Available data:
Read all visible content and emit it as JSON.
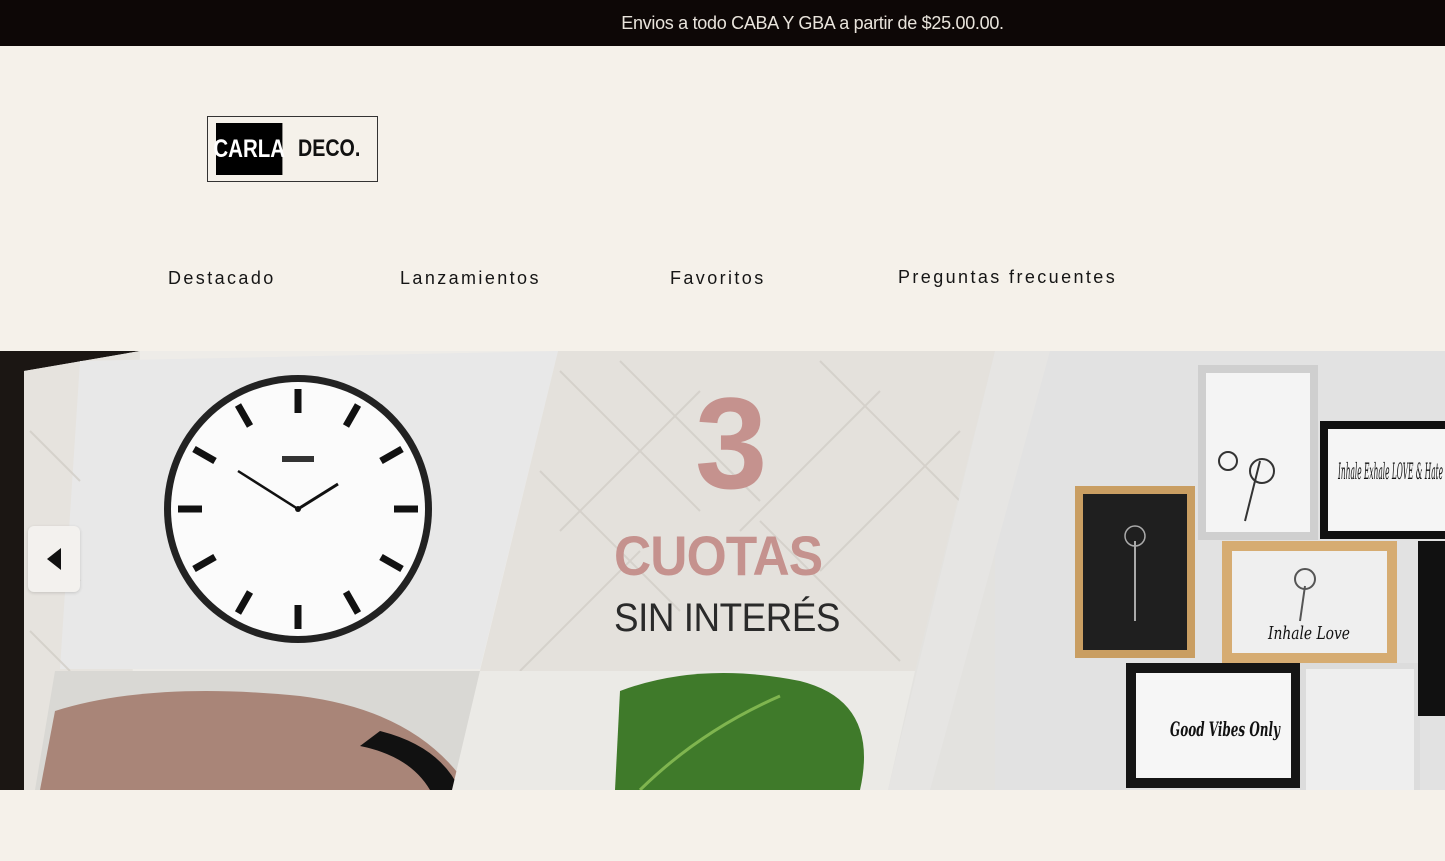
{
  "announcement": {
    "text": "Envios a todo CABA Y GBA a partir de $25.00.00."
  },
  "logo": {
    "left_text": "CARLA",
    "right_text": "DECO."
  },
  "nav": {
    "items": [
      {
        "label": "Destacado"
      },
      {
        "label": "Lanzamientos"
      },
      {
        "label": "Favoritos"
      },
      {
        "label": "Preguntas frecuentes"
      }
    ]
  },
  "hero": {
    "big_number": "3",
    "title": "CUOTAS",
    "subtitle": "SIN INTERÉS",
    "frame_text_1": "Inhale Exhale LOVE & Hate",
    "frame_text_2": "Inhale Love",
    "frame_text_3": "Good Vibes Only",
    "prev_icon": "chevron-left-icon"
  },
  "colors": {
    "topbar_bg": "#0d0706",
    "page_bg": "#f5f1ea",
    "promo_pink": "#c5928e"
  }
}
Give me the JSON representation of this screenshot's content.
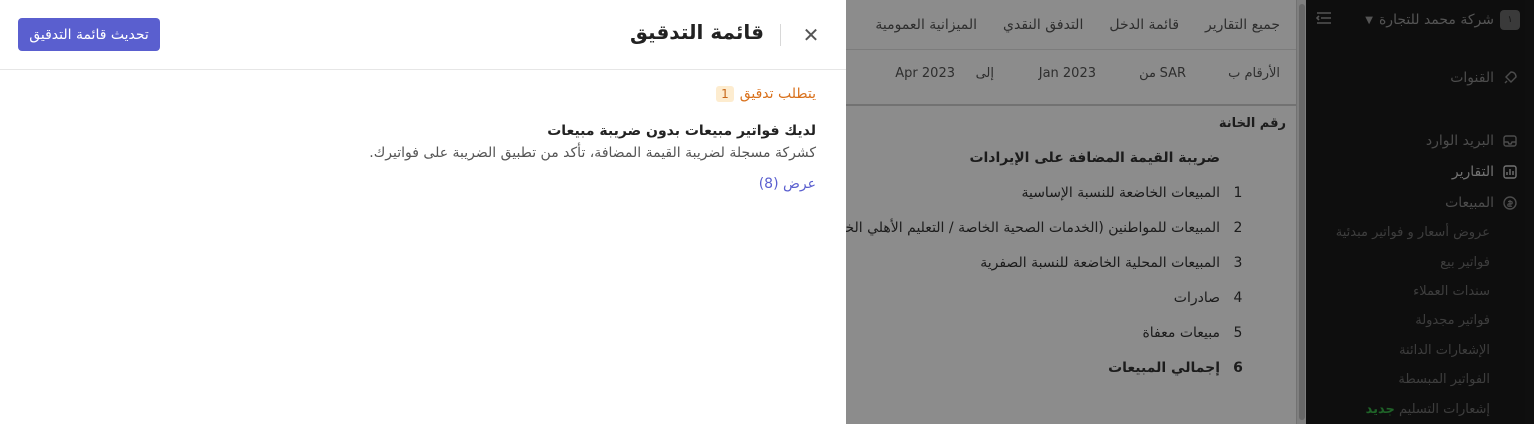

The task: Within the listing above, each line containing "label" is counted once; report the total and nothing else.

Task output: 4